While the quality of matches are solid and the WWE’s “Ric Flair and the Four Horsemen” ultimately does its job of cementing the stable’s legacy to both hardcore newbie fans of professional wrestling, this DVD is almost laughable in the end.
What? How can any compilation based on one of the most dominant stables in pro wrasslin’ history earn a snicker? Well, considering Martin Lunde, AKA Arn Anderson, fails to break kayfabe (He acts like his wrestling character, rather than himself.) throughout the entire thing, it’s easy to say that this is one of the most unrealistic and robotic sets the WWE has ever produced.
It’s sad too, considering how candid Tully Blanchard and Flair get at times, which, by itself, makes the program entirely worth a purchase and entertaining.

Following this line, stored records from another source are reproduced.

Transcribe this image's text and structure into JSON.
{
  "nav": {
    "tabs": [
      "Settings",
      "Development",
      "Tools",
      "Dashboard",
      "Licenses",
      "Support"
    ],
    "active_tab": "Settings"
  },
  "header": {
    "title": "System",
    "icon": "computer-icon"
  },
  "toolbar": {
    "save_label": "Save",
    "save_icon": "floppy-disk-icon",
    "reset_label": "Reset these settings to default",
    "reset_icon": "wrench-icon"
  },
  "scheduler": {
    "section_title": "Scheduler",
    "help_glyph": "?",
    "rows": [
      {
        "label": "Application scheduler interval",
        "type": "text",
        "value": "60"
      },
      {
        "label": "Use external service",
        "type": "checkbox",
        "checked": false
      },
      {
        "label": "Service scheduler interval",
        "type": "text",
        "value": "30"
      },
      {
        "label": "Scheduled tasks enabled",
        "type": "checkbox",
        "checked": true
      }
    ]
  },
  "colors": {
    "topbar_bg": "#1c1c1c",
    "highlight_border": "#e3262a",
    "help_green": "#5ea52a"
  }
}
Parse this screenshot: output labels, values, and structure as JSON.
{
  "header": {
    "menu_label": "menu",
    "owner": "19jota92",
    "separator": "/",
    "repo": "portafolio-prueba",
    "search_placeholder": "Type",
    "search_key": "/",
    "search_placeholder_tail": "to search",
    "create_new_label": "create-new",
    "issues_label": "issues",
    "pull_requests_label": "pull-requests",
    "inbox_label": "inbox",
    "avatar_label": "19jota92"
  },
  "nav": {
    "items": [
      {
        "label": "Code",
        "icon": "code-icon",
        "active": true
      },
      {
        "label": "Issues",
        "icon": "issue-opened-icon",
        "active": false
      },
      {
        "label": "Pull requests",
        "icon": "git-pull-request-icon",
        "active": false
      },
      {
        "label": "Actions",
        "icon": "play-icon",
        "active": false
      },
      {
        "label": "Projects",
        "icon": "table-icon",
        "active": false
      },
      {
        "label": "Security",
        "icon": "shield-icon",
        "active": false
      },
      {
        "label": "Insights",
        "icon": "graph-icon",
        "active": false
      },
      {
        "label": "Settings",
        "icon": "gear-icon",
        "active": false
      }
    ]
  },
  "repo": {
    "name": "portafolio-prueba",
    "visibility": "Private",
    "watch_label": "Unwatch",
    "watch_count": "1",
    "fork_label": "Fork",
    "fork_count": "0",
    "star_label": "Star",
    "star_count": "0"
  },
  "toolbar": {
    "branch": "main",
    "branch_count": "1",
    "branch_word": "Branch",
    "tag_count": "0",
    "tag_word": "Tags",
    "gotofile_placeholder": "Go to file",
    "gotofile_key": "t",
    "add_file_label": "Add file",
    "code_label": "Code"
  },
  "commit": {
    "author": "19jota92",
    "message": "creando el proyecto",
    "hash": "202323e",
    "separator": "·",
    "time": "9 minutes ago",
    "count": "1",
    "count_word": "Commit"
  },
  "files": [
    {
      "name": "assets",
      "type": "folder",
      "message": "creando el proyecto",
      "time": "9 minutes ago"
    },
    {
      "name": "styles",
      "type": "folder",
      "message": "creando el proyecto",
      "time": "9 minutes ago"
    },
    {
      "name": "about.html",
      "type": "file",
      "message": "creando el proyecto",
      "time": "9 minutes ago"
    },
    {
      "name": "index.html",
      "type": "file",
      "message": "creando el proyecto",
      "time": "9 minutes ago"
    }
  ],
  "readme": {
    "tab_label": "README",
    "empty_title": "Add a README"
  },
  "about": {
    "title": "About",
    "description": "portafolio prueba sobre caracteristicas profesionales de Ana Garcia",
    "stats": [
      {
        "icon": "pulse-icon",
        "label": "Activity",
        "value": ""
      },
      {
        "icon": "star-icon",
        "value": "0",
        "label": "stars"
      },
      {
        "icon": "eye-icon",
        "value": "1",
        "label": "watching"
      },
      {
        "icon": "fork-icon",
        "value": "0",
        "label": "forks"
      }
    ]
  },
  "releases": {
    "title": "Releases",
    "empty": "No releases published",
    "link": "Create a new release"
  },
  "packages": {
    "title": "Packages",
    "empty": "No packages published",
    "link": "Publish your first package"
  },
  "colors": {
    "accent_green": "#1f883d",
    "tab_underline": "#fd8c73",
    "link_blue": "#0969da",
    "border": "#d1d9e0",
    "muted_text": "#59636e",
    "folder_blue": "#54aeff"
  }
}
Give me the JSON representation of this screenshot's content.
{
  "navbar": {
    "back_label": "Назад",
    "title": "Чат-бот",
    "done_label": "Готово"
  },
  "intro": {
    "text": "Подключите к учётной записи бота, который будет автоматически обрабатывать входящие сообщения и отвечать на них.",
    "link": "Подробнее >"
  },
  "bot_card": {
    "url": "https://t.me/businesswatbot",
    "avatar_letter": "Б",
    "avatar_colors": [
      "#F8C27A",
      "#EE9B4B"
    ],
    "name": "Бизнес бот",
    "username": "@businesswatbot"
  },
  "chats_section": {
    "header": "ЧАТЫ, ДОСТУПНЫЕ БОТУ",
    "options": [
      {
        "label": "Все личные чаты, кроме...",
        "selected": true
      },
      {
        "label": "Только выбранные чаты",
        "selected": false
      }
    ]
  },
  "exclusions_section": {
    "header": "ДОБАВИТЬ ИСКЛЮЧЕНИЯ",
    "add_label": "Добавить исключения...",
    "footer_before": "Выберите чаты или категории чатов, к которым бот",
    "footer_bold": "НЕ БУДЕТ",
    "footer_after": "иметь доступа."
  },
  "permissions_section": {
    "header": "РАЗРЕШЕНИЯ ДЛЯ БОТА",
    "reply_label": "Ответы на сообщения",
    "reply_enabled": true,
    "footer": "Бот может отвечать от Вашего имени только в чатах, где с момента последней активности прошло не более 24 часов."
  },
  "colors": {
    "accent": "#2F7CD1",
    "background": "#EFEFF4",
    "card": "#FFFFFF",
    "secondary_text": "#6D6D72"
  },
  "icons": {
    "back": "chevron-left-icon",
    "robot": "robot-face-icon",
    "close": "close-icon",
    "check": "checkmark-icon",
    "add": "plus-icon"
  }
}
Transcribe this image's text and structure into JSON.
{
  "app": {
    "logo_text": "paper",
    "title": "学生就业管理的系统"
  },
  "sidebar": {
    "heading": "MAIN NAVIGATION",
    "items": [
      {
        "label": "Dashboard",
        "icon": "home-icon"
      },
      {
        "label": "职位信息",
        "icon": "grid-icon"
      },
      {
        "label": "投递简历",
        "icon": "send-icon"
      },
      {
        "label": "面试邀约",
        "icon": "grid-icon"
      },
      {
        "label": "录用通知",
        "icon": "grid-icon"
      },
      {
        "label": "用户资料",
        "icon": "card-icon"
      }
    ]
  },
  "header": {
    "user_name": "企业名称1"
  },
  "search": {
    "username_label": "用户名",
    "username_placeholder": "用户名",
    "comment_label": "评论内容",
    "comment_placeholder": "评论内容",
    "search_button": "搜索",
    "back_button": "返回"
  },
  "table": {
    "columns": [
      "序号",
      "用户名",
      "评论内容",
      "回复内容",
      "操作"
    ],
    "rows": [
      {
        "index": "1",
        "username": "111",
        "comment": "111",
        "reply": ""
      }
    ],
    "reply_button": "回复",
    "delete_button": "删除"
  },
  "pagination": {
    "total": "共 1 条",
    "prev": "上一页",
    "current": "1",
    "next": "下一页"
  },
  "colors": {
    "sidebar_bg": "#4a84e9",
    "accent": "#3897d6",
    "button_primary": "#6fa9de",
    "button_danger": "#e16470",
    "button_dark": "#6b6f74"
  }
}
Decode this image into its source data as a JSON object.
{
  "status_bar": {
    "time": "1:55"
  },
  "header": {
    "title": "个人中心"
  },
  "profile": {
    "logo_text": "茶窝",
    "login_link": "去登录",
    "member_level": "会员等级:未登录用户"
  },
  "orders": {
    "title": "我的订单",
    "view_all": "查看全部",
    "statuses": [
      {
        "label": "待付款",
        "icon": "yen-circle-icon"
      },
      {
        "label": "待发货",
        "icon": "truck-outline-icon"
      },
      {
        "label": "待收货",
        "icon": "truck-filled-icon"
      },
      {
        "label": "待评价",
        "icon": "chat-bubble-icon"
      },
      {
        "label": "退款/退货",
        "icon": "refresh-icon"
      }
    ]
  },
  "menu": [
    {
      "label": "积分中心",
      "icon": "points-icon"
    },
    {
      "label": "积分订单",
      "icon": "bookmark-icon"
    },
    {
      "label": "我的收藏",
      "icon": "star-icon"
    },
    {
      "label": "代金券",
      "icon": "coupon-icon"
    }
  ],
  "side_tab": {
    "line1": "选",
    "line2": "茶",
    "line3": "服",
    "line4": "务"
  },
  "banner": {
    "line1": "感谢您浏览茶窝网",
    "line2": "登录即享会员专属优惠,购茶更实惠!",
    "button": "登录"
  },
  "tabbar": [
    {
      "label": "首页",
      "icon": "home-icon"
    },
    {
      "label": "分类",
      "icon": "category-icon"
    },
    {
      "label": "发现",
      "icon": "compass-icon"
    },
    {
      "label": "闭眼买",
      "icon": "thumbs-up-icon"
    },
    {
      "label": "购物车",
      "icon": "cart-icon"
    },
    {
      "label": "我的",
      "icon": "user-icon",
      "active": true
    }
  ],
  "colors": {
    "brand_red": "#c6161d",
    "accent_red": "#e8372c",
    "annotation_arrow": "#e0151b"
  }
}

It’s all ruined though, every time Anderson opens his yammer, a wrestling cliché finds its way through, which induces more scoffs than anything else. A shame, considering Anderson is often referred to as a fatherly influence by a plethora of young talent in the WWE. His words of wisdom alone could have made this one of the best WWE DVDs to ever hit shelves.
Luckily, the rest of the program is a solid chronological tale of the stable’s history, with nearly every stone overturned. From their origin, to many revivals, no DVD has ever discussed the stable at this length before. However, the segment where Paul Roma discusses his tenure in the group is easily the most entertaining of the DVD. Other moments, where Barry Windham discusses Lex Luger’s role in the group and the exploits of the stable, are also enjoyable. While these segments do a great job of providing laughs and insight in between the history lesson, it would have been even better had Anderson himself discussed his encounter with Sid Vicious or Flair gotten a little more in-depth concerning his issues with former WCW head Eric Bischoff.
Because of this, for the most part, aside from the matches, the documentary on this set doesn’t provide much more of an education than a few wikipedia articles on the group do. While it’s great to hear stories from particularly Flair and Blanchard, the best part of the set is seeing these guys work in the ring. Make no mistake, from their promos to their in-ring exploits, this was the premiere stable in wrestling in the mid to late-’80s. Without them, it’s doubtful if there would ever be an nWo or a DX.
For that reason alone, this set is a must watch for any young fan who wishes to be educated on the rich history of the sport. Older fans will grumble at Anderson’s comments and the lack of secondary sources, but with a few hours of matches and extras, it’s hard to not find something to enjoy on this set.